Having demonstrated MDC immunoreactivity localized to the airway epithelium we have next investigated whether primary HAEC release this chemokine in vitro upon stimulation with Th1- (stimulus IFN-γ) and Th2- type cytokines (IL-4 and IL-13). Interestingly, either of them were a potent stimulus for MDC production suggesting that this chemokine may not only be involved in Th2-type diseases such as asthma but also in Th1-type diseases including tuberculosis and lung granuloma formation. In relation to the allergic reaction, increased mRNA encoding IL-4 and IL-13 has been found in skin biopsies derived from atopic patients exposed to skin allergen challenge (30). All together these observations suggest that IL-4 and IL-13 may induce MDC production when released locally into asthmatic airways.
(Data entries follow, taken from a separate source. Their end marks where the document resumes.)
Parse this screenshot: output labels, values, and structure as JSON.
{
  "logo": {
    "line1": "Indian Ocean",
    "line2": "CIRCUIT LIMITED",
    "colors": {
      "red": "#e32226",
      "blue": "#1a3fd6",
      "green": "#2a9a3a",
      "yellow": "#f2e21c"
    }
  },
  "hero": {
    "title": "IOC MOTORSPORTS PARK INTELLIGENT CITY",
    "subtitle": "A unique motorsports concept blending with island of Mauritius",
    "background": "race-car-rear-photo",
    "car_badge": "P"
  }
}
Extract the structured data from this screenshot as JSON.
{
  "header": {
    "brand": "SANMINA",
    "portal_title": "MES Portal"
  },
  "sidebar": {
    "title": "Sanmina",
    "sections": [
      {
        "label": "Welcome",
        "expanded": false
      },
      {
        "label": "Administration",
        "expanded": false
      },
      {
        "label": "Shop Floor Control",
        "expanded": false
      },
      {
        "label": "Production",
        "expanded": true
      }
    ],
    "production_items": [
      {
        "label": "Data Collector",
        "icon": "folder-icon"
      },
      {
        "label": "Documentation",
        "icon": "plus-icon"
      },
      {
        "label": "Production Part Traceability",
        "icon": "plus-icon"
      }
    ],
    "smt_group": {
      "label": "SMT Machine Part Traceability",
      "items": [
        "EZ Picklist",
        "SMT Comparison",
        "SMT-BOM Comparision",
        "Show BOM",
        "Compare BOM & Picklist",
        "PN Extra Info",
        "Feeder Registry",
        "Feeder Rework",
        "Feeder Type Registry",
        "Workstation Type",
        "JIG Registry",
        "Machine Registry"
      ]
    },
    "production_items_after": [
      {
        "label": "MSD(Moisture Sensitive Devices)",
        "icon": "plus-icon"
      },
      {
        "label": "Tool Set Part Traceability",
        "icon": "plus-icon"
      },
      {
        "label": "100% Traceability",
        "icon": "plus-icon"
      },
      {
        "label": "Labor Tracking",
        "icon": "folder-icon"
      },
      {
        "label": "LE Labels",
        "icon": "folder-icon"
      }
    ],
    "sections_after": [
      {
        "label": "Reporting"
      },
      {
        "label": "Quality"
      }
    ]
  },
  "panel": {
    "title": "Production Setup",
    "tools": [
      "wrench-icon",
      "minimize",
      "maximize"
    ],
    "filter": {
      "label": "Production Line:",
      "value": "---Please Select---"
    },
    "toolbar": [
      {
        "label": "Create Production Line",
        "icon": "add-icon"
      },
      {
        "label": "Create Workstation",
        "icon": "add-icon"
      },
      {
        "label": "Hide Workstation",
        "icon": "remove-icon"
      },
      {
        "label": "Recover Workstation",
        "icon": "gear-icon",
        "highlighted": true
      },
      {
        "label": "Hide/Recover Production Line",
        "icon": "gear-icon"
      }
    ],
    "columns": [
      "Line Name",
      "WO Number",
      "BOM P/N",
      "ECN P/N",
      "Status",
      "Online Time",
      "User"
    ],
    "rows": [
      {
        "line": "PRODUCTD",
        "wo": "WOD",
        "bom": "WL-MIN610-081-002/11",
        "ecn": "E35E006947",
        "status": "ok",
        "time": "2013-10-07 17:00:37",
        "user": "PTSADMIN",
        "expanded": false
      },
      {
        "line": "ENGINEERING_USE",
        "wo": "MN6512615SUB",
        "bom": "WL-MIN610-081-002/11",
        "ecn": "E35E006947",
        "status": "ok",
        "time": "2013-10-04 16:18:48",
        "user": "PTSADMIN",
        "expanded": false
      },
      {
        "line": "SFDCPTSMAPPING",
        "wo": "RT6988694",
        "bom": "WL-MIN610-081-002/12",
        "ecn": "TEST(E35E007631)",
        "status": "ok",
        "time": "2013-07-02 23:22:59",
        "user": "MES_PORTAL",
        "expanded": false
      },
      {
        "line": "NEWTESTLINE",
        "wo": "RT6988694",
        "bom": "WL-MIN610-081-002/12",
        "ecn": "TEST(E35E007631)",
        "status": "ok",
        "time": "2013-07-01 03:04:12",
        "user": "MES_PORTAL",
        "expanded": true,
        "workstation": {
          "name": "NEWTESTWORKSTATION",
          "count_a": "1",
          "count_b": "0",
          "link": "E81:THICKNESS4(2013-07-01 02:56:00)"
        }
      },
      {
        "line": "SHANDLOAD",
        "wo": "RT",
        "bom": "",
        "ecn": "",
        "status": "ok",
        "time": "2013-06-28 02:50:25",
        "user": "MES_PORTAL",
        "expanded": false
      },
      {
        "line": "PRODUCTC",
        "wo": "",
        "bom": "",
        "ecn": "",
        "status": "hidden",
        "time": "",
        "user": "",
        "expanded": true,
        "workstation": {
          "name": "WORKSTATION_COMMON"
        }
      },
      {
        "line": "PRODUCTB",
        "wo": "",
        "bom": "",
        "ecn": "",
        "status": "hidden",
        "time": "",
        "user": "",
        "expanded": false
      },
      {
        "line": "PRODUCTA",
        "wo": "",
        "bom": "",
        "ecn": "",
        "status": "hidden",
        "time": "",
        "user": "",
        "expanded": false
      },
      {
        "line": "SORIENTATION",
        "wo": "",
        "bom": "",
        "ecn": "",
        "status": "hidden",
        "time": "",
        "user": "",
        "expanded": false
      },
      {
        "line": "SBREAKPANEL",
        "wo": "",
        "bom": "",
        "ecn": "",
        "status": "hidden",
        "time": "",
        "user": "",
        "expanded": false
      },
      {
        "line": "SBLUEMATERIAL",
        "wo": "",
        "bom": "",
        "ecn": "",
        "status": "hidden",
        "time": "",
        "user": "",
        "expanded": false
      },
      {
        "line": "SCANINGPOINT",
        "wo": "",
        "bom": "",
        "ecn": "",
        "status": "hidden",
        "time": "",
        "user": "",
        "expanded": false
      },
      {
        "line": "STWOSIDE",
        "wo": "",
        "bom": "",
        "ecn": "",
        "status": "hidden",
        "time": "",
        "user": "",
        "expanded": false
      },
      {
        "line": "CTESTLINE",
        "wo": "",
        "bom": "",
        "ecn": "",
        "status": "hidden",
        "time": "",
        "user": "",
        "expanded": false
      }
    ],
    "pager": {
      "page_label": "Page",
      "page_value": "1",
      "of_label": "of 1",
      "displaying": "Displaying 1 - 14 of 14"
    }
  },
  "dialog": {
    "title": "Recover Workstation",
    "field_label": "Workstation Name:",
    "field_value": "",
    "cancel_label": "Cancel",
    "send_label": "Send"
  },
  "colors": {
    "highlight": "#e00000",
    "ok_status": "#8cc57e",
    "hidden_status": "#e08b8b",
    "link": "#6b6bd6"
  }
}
Because of the overwhelming evidences of the involvement of MDC/CCR4 in allergic airway inflammation it is tempting to hypothesize that neutralizing their effects may have substantial impact in allergic disease. Surprisingly, CCR4-deficient mice are still capable of developing allergic airway inflammation, which suggests an alternative mechanism of cell recruitment (31). Indeed, by transferring Th2 cells into naive mice it was demonstrated that the CCR3/eotaxin pathway is also critical in mediating the recruitment of Th2 cells after initial stimulation in vivo. However, after repeated antigen stimulation the CC3/eotaxin axis was superceded by the CCR4/MDC pathway inducing a sustained recruitment of Th2 cells (20). The finding that an anti-MDC antibody significantly inhibits allergen induced bronchial airway hyperreactivity in sensitized mice (21) suggests that development of small antagonists for CCR4 with clinical efficacy may have a substantial impact in asthma.
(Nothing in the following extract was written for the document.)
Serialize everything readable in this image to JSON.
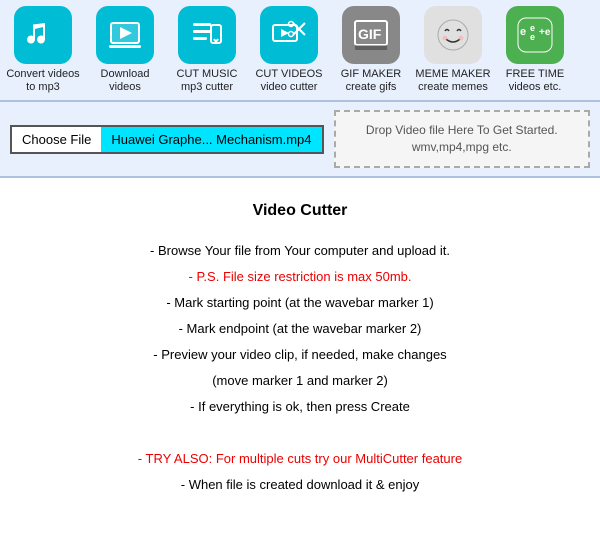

In summary our study has demonstrated that asthmatics release increased concentrations of MDC in BAL fluid and levels of this cytokine were found to be associated with bronchial hyperreactivity. The MDC was predominantly localized to the airway epithelium. Interestingly, upon cytokine stimulation HAECs were found to release MDC. All together these observations suggest that MDC may play a major role in the pathogenesis of asthma.
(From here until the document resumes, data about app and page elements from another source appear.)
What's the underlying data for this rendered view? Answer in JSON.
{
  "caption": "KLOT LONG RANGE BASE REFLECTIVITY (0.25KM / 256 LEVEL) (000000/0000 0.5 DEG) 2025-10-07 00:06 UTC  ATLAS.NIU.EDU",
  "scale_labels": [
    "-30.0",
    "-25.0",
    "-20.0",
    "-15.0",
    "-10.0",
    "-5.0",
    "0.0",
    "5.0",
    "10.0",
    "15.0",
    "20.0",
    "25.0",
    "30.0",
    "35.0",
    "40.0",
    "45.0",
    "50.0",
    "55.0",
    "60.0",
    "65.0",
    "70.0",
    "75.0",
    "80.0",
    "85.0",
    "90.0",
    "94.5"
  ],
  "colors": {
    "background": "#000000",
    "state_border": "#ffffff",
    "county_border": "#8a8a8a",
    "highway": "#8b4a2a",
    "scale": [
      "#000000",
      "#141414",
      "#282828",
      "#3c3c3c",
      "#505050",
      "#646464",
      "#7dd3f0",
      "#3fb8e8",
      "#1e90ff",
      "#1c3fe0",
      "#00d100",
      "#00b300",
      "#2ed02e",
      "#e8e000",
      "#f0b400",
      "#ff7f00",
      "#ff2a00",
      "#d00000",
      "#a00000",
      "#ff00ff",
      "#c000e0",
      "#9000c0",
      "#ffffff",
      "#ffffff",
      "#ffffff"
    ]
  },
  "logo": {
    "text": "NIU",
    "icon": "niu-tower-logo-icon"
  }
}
This work was partially supported by the CONACYT (grant no. 30693-M) and the Instituto Nacional de Enfermedades Respiratorias.